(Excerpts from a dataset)
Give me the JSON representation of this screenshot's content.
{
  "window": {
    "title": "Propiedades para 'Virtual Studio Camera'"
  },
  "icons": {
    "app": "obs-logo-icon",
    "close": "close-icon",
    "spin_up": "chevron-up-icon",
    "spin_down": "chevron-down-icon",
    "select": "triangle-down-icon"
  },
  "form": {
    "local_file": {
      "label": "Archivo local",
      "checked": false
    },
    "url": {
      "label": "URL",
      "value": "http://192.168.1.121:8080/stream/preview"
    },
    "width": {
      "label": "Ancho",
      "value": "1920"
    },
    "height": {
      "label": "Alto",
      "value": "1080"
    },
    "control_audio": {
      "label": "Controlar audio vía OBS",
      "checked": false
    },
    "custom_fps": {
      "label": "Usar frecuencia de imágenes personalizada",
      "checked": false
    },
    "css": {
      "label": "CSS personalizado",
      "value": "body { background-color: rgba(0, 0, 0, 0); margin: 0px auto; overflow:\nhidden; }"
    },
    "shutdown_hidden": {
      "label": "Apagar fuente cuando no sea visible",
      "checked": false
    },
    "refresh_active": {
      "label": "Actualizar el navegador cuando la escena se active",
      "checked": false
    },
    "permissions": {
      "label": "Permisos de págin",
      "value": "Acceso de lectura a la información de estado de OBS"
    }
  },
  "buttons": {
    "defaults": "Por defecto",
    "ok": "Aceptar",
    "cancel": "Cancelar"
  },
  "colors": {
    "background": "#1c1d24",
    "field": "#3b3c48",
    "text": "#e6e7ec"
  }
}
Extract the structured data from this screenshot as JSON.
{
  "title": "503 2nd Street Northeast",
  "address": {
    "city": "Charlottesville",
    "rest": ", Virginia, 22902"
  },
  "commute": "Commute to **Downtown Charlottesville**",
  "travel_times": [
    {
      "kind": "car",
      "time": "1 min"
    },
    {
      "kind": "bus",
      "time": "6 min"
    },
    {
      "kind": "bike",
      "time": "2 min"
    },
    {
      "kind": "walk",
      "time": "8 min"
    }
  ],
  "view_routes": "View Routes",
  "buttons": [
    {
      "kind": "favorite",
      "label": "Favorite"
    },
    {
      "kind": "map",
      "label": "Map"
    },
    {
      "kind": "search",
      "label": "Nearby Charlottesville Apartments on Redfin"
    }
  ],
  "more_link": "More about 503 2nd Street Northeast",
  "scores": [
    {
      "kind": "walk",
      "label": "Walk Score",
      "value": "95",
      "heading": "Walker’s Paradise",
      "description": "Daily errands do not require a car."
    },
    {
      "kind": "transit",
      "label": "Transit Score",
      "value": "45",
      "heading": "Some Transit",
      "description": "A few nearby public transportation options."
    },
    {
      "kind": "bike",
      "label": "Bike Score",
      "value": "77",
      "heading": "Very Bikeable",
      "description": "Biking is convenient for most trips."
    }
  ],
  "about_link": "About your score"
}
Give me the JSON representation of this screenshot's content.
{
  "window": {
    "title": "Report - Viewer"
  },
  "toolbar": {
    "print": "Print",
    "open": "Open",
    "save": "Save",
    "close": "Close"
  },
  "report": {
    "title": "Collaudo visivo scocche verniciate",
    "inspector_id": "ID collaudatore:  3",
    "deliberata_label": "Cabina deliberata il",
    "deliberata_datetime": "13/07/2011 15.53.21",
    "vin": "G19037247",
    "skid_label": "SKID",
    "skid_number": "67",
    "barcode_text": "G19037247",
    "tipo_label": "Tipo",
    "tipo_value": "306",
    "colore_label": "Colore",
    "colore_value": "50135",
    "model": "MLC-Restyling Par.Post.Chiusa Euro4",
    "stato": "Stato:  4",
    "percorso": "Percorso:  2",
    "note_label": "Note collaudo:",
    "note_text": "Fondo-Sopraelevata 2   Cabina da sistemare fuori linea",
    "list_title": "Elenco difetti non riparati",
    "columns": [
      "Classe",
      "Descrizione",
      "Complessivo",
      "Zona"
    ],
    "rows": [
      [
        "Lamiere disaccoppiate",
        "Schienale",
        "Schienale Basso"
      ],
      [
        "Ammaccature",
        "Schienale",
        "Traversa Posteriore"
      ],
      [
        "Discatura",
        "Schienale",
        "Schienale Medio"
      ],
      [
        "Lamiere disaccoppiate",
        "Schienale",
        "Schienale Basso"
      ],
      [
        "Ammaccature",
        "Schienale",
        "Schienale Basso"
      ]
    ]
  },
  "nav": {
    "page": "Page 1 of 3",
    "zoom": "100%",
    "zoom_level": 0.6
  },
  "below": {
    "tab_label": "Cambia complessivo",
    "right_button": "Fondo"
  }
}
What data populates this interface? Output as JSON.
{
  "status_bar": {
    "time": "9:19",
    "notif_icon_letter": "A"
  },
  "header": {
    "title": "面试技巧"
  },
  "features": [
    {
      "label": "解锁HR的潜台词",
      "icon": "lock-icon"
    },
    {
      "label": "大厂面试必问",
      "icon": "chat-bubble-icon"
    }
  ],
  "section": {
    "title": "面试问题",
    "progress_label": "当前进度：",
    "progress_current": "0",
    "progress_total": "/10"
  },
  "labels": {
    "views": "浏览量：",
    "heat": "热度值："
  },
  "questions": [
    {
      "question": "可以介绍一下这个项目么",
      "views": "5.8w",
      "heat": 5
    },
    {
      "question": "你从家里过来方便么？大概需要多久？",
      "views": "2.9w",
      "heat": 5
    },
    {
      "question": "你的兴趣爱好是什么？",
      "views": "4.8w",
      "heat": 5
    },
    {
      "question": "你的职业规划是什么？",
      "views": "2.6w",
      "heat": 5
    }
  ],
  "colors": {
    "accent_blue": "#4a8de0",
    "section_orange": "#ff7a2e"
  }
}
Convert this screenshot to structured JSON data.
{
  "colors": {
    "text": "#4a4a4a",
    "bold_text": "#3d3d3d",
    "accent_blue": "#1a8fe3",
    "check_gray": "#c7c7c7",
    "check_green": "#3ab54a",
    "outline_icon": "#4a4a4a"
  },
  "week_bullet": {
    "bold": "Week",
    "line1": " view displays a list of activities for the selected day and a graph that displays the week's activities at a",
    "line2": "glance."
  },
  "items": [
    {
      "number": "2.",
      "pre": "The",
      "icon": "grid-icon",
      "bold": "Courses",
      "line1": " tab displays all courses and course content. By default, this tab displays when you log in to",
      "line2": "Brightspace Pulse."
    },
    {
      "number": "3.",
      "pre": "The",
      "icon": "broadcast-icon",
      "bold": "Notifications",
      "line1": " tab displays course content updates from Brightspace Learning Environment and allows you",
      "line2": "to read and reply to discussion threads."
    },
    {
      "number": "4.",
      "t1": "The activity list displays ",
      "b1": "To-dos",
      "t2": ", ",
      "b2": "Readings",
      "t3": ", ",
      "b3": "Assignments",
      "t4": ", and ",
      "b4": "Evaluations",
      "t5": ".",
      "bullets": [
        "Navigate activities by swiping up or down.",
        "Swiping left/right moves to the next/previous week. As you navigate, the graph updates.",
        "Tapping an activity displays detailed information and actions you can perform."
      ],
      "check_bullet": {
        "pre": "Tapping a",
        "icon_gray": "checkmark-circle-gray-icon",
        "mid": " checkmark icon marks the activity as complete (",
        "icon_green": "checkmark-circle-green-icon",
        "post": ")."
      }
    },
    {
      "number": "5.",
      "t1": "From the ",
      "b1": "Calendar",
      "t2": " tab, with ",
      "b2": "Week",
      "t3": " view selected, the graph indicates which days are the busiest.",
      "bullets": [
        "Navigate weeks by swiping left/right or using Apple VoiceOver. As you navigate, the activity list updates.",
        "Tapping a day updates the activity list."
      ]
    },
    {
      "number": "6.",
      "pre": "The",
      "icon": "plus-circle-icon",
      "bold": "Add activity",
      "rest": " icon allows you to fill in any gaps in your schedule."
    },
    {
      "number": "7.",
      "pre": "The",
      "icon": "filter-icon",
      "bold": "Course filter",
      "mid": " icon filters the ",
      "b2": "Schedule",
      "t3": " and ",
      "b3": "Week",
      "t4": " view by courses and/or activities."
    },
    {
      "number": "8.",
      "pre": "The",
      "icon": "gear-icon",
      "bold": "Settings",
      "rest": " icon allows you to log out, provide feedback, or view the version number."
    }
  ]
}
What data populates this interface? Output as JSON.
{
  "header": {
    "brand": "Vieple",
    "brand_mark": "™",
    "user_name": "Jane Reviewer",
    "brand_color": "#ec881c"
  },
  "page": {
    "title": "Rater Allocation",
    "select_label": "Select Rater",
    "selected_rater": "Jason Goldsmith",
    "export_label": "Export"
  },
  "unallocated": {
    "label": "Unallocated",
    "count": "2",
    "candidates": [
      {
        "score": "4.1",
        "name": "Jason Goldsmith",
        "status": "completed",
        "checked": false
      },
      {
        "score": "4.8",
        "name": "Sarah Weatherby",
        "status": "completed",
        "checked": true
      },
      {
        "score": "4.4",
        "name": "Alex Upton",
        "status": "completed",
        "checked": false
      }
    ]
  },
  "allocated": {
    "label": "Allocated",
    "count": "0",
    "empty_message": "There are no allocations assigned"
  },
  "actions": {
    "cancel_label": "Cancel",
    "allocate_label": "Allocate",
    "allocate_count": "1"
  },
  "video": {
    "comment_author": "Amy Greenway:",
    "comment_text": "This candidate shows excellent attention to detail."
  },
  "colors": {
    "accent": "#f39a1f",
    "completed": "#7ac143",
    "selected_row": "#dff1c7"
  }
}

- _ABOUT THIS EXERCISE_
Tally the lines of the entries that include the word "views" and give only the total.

- _ANSWER FOR THE TASK_
5